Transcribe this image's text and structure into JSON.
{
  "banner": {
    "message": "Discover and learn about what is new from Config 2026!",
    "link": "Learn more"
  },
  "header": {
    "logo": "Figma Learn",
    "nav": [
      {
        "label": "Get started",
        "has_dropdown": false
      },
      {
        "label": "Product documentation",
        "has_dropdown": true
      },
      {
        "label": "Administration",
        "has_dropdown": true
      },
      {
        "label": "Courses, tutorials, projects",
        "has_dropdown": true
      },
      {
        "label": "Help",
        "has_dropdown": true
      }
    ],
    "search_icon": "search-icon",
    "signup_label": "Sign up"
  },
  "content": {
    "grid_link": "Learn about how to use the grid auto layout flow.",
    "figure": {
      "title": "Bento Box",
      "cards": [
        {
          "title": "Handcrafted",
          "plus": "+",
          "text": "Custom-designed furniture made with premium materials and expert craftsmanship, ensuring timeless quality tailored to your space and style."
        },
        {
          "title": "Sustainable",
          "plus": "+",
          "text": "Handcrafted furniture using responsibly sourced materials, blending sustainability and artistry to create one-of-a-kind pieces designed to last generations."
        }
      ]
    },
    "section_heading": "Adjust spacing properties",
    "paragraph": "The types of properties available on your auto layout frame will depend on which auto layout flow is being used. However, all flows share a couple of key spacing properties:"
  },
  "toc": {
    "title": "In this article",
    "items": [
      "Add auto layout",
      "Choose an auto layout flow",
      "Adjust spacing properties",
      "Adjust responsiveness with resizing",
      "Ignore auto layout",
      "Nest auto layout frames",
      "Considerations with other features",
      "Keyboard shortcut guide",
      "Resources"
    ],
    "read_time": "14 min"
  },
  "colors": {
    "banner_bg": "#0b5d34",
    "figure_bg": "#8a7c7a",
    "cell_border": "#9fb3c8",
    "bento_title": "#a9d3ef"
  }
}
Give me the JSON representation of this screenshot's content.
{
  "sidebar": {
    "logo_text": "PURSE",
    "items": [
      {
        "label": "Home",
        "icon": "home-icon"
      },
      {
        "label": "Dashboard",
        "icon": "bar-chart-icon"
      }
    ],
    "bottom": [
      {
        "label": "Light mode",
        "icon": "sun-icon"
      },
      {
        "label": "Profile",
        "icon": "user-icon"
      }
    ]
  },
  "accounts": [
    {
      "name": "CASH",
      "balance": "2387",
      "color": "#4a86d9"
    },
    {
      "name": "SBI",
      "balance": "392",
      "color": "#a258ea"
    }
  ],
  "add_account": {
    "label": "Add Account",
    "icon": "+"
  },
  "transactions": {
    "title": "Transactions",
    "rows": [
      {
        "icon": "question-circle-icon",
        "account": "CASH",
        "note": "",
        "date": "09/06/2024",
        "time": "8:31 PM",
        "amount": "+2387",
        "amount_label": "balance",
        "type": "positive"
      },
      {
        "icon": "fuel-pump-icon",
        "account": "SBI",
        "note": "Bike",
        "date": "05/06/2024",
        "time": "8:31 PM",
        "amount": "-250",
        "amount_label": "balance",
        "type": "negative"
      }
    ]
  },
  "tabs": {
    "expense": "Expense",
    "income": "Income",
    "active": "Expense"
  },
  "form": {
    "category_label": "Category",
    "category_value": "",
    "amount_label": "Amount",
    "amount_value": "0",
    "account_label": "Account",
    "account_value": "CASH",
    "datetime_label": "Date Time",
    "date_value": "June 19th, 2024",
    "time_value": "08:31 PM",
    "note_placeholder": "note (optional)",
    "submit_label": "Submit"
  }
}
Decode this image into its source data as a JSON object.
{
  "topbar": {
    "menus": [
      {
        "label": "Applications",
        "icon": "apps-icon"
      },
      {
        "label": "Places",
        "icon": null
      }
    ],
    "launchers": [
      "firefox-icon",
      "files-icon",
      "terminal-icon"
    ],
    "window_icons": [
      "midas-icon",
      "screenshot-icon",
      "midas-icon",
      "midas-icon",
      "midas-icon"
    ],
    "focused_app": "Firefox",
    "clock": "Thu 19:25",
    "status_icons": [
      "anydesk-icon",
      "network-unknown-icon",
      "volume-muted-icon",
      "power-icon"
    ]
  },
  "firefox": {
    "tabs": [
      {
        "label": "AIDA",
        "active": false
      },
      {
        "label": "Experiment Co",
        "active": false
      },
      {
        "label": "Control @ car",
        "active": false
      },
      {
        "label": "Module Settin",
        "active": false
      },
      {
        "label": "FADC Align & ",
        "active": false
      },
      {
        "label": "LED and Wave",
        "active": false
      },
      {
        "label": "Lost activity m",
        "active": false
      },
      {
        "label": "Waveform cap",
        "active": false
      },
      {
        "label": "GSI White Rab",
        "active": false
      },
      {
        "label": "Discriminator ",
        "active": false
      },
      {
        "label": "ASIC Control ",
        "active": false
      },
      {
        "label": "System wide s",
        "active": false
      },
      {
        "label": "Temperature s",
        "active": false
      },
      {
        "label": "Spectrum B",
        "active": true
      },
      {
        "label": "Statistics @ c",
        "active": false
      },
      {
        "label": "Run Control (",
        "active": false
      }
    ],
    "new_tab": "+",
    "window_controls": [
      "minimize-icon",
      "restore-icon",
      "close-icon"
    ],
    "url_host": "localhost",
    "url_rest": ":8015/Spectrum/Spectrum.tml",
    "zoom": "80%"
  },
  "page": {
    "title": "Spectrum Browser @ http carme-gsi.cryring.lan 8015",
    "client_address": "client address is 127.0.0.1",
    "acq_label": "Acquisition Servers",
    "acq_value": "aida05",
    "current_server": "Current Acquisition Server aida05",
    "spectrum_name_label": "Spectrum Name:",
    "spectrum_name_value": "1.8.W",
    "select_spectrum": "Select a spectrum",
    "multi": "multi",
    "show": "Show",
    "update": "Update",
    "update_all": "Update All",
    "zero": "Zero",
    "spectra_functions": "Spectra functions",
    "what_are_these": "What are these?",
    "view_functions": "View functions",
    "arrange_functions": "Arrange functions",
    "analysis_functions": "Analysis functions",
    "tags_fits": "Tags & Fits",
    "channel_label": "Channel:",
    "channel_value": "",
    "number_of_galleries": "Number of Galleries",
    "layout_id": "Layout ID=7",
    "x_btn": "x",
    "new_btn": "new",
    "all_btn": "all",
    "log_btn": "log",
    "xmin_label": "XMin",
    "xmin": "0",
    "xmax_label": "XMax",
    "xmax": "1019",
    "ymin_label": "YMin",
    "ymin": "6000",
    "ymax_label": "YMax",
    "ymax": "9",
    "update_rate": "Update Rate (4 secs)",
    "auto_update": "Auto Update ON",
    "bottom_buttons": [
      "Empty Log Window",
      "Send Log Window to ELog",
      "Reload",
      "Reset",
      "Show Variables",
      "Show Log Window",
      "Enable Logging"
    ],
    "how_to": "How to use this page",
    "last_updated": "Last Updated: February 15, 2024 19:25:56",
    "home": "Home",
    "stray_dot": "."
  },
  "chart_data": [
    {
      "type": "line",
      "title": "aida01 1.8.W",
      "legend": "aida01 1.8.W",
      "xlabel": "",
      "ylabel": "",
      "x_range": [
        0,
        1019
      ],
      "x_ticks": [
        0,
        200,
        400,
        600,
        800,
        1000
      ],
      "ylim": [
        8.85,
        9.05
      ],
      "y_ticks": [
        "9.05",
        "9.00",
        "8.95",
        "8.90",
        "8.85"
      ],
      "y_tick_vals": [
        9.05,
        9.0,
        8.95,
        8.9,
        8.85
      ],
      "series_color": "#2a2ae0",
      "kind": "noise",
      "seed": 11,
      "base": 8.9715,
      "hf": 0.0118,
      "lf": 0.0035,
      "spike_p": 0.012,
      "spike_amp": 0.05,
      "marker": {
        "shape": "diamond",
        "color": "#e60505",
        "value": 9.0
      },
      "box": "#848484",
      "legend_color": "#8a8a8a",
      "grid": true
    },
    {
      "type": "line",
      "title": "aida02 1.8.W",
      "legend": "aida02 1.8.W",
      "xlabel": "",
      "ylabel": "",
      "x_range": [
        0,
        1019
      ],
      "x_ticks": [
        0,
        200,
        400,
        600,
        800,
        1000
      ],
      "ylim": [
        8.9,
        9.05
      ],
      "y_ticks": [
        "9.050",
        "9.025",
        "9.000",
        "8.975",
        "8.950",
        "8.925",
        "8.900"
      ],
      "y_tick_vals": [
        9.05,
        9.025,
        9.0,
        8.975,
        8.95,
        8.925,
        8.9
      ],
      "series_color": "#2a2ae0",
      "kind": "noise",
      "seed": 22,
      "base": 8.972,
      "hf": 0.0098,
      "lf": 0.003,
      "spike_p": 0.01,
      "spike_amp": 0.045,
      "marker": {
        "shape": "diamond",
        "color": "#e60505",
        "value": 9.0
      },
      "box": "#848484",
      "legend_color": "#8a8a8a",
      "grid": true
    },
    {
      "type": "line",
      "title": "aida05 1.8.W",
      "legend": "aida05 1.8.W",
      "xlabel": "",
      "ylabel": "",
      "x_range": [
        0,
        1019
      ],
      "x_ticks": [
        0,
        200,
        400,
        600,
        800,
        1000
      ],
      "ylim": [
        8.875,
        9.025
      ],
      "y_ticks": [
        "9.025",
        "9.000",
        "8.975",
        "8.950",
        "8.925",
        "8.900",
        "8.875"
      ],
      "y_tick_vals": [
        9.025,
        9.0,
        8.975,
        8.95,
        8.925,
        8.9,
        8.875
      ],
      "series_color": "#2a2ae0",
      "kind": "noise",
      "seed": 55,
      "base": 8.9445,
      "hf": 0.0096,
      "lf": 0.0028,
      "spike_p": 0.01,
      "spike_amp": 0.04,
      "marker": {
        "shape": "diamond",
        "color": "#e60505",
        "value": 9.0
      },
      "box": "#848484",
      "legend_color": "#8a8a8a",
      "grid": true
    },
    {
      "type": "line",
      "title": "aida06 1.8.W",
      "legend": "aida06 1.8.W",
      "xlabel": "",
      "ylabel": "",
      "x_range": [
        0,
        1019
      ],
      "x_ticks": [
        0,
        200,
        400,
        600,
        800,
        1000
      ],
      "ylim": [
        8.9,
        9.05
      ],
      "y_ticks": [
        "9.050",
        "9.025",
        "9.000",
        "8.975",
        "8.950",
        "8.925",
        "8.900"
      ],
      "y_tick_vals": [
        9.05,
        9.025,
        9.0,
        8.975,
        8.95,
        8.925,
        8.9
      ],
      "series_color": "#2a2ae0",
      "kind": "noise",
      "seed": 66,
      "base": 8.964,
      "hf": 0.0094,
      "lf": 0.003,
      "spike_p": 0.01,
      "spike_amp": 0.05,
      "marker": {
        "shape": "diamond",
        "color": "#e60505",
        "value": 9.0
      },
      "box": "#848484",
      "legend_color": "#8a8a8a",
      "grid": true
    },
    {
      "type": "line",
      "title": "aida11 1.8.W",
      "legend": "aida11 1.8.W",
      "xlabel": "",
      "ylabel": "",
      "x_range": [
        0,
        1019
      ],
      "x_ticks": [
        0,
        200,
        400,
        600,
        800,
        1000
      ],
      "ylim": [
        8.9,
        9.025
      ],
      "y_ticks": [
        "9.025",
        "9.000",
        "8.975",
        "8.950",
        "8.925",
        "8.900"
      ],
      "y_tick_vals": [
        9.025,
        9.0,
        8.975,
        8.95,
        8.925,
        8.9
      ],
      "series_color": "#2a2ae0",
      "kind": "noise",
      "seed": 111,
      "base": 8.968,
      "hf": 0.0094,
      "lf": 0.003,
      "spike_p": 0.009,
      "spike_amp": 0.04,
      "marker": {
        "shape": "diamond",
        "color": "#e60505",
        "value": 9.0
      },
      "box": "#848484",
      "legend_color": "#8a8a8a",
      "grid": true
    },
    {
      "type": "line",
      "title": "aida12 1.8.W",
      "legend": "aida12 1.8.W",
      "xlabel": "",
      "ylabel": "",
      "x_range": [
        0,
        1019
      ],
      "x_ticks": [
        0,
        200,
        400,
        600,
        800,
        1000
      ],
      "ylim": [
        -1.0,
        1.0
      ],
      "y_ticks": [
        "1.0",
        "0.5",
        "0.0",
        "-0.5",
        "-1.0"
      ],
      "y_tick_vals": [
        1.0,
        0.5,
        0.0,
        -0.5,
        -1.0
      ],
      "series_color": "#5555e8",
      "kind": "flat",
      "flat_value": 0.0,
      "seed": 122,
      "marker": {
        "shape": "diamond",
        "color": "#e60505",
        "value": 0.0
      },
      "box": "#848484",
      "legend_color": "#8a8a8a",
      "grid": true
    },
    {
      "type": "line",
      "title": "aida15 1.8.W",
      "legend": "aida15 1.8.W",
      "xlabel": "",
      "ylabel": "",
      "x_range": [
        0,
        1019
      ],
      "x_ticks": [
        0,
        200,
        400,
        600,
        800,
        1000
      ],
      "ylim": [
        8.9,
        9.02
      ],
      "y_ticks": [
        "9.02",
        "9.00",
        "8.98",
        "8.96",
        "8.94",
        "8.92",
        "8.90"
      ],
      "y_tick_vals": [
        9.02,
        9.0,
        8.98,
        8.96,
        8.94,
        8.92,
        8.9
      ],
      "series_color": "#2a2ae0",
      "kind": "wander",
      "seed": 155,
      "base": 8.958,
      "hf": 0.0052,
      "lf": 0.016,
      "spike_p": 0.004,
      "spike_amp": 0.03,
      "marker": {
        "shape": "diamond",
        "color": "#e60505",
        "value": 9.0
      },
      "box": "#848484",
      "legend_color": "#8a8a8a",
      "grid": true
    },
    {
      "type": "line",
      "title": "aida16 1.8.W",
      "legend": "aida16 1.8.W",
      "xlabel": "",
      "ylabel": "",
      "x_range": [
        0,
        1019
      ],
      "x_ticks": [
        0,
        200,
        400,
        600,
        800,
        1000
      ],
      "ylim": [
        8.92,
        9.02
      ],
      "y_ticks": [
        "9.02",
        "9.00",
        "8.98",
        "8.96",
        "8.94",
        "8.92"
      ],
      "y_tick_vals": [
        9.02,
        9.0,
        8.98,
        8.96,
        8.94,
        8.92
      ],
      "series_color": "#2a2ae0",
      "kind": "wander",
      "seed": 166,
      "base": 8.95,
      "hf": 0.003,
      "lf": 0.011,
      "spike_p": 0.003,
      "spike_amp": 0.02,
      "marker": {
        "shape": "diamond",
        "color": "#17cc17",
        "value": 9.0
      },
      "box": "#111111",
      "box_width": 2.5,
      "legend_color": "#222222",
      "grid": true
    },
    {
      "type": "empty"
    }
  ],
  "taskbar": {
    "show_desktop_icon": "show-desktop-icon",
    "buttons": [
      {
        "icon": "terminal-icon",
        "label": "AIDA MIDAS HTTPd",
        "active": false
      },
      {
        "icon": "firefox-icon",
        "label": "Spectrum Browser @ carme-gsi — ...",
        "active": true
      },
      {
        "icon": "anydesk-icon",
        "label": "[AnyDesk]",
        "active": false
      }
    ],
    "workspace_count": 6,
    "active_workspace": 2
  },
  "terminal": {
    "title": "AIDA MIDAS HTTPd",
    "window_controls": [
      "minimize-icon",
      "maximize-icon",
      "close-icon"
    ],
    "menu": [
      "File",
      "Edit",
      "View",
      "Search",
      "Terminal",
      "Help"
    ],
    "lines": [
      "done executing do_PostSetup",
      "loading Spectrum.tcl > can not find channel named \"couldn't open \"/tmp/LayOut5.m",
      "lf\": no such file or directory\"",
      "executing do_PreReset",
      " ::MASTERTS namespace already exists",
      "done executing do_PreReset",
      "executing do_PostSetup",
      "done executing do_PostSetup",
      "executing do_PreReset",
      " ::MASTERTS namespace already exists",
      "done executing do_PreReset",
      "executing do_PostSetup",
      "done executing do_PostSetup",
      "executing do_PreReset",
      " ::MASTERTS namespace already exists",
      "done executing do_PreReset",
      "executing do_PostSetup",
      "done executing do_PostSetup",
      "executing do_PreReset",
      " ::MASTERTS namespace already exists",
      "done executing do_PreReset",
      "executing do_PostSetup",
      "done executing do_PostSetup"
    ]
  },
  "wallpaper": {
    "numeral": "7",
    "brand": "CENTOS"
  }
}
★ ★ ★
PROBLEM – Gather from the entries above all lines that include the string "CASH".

RESULT FOR THIS TASK –
      "name": "CASH",
        "account": "CASH",
    "account_value": "CASH",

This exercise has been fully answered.